Lecture

Behavioral Finance

Name in diploma supplementBehavioral Finance
Organisational Unit Lehrstuhl für Finanzierung (https://www.fin.wiwi.uni-due.de/)
LecturersProf. Dr. Heiko Jacobs
SPW2LanguageEnglish
Cyclewinter semesterParticipants at mostno limit

Preliminary knowledge

Students are assumed to have undergraduate level knowledge of finance and economics. Some basic knowledge of statistics/econometrics is helpful to understand empirical research conducted in the research papers, which the course content is based on. A sufficient level of spoken and written English language skills is necessary.

Abstract

There is abundant evidence suggesting that the standard economic paradigm of rational individuals does not perfectly describe behavior in financial markets. Behavioral Finance examines how individuals' attitudes and behavior affect their financial decisions. This course reviews research on psychological biases and non-standard preferences in investor behavior, highlights the link between individual behavior and market outcomes, and discusses some of the major empirical “puzzles” in financial markets for which standard finance theory provides no sufficient explanation.

Contents

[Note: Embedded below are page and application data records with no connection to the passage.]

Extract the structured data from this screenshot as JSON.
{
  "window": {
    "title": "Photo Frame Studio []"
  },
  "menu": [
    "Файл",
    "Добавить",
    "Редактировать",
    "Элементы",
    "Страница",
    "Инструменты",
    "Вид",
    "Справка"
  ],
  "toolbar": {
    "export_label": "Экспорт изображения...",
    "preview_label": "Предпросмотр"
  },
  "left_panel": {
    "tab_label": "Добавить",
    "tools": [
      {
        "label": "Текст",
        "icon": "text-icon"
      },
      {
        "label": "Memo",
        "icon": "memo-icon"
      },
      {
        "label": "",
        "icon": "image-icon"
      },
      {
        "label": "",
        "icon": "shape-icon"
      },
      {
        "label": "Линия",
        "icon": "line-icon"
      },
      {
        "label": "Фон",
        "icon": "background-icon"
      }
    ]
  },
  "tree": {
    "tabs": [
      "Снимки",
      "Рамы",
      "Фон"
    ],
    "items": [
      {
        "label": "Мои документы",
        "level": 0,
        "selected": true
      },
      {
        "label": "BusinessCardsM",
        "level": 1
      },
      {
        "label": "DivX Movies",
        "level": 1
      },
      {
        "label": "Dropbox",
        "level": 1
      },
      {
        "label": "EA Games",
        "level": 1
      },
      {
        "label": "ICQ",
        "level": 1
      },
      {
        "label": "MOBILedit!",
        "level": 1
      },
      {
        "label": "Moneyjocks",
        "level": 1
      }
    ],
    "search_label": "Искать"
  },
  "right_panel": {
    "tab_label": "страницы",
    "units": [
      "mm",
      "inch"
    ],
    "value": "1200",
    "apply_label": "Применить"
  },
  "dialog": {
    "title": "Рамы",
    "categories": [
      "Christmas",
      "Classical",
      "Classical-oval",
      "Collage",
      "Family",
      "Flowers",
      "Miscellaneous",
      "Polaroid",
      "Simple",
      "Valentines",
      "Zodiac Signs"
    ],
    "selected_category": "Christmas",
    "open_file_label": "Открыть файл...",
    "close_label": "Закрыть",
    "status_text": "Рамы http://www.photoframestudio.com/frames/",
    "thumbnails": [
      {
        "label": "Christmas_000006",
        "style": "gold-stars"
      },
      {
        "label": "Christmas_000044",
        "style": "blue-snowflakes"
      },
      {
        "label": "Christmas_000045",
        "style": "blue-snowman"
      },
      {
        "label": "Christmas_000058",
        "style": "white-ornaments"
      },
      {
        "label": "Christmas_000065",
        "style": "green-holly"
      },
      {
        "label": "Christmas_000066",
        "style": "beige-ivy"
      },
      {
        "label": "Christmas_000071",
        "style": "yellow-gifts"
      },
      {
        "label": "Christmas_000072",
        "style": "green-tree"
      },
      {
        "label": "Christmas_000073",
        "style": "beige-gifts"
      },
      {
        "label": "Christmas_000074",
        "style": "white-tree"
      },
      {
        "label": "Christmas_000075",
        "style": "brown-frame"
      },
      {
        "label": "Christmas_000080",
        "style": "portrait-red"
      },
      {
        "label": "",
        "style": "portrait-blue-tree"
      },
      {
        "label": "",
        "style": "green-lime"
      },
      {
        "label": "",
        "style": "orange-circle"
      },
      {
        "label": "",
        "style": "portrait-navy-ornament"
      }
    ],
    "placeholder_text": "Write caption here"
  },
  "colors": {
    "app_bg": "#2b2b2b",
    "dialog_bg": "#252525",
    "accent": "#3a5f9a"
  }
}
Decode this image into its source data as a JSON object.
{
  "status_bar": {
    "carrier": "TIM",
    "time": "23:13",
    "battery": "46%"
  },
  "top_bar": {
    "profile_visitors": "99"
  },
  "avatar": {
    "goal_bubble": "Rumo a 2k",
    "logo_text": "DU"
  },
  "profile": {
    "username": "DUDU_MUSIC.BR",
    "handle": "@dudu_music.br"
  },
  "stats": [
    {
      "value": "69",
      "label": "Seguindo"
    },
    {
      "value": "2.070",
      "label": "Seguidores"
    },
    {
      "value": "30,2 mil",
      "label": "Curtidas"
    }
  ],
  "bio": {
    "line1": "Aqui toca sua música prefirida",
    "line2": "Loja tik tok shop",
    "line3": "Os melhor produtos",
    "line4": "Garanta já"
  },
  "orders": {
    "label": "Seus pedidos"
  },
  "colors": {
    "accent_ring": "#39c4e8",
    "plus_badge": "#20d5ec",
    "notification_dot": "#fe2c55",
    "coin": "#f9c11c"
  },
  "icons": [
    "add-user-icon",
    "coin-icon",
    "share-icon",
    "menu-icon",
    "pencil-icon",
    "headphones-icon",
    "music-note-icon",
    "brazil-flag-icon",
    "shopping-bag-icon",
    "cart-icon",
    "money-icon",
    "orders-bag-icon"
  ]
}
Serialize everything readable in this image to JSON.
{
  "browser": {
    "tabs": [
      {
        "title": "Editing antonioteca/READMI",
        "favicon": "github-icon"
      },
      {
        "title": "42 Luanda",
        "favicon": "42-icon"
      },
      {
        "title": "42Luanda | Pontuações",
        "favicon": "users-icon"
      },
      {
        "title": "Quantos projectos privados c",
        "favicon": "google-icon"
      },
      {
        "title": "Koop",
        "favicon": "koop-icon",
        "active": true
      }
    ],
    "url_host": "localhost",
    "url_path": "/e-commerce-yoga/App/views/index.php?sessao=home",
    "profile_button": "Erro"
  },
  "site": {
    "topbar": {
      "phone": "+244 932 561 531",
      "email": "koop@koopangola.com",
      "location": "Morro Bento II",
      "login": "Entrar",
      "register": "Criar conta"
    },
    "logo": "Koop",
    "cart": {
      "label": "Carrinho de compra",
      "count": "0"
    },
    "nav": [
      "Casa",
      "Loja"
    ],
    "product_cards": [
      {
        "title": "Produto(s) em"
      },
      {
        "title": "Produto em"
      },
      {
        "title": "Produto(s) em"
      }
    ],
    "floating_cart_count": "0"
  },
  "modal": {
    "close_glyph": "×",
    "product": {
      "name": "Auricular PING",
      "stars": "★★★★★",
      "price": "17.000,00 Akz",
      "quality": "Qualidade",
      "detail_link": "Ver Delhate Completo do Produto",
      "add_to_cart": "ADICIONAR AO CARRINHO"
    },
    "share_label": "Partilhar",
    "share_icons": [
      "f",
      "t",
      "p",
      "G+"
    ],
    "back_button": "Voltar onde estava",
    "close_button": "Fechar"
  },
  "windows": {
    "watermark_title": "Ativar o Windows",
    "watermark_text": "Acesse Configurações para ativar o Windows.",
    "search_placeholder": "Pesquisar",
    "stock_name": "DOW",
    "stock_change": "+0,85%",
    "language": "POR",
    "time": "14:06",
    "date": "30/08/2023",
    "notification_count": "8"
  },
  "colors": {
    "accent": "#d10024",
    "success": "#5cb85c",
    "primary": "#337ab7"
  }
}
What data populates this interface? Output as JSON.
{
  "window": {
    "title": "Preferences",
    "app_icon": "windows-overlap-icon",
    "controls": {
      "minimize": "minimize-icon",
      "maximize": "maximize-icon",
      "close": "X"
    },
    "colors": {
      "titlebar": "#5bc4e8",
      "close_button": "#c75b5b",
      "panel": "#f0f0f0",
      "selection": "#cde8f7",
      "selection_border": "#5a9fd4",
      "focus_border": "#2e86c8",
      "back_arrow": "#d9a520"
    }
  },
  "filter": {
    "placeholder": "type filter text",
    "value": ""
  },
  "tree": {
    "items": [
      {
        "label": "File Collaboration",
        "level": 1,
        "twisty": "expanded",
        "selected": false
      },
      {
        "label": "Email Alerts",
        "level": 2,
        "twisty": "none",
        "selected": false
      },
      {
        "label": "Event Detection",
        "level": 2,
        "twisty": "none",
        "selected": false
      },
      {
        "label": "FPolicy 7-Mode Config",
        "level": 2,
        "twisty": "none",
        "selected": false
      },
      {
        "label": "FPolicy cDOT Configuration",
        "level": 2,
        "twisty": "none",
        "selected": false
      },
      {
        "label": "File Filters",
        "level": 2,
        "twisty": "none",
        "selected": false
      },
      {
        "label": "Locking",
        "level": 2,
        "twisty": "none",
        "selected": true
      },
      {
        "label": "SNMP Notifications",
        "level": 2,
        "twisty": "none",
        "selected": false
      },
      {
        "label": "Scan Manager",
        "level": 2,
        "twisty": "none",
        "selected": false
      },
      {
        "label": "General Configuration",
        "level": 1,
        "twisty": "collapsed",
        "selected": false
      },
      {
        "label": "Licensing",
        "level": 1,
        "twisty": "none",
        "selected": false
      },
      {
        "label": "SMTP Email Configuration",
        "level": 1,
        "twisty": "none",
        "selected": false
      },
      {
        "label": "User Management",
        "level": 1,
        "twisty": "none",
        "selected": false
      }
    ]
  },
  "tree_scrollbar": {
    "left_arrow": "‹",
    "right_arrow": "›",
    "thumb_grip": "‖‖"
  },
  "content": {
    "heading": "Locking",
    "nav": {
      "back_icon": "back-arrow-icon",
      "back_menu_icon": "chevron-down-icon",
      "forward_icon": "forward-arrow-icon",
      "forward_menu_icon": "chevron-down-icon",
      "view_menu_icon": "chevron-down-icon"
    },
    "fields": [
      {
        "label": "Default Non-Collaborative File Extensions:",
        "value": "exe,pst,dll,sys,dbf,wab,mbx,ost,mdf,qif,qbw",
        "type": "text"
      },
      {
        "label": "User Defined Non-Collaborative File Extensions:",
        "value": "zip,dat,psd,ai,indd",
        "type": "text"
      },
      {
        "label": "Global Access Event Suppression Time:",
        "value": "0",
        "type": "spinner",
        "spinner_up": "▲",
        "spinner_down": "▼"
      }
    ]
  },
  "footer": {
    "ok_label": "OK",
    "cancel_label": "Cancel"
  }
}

  • An Introduction to Behavioral Finance
  • Market Participants: Judgment Biases
  • Market Participants: Purchasing and Selling Decisions
  • Market Participants: Experience, Social Networks, Retirement Saving
  • Linking Individual Behavior and Market Outcomes
  • Markets: Efficiency and Limits to Arbitrage
  • Markets: Event Studies
  • Markets: Time Series Properties and Calendar Anomalies
  • Markets: Cross-Sectional Predictability

Literature

As the course discusses partly recent research, there is no specific textbook that covers all aspects of the course. However, useful survey papers for this course are:

  • Barber, B. M., & Odean, T. (2013). Chapter 22 – The Behavior of Individual Investors. In: Handbook of the Economics of Finance  (Vol. 2, pp. 1533–1570).
  • Barberis, N., & Thaler, R. (2003). A survey of behavioral finance. Handbook of the Economics of Finance, (Vol. 1, pp. 1053-1128).
  • Hirshleifer, D. A. (2015). Behavioral finance. In: Annual Review of Financial Economics (Vol. 7, pp. 133-159).

Teaching concept

The course is held in the form of lectures.

Participants

  • BWL EaF Master 2015>Wahlpflichtbereich >Modul "Behavioral Finance"1st-3rd Semester, Elective
  • LA gbF/kbF BK Master 2014>Masterprüfung in der kleinen beruflichen Fachrichtung >Finanz- und Rechnungswesen, Steuern >Profil "Finanzdienstleistungen" in der kleinen beruflichen Fachrichtung >Wahlpflichtbereich im Profil "Finanzdienstleistungen" >Modul "Behavioral Finance"1st-3rd Semester, Elective
  • MuU Master 2013>Wahlpflichtbereich II >Wahlpflichtbereich II B.: Märkte und Unternehmen aus Marktperspektive >Modul "Behavioral Finance"1st-3rd Semester, Elective
  • VWL Master 2009-V2013>Wahlpflichtbereich II >Modul "Behavioral Finance"1st-3rd Semester, Elective
WIWI‑C1116 - Lecture: Behavioral Finance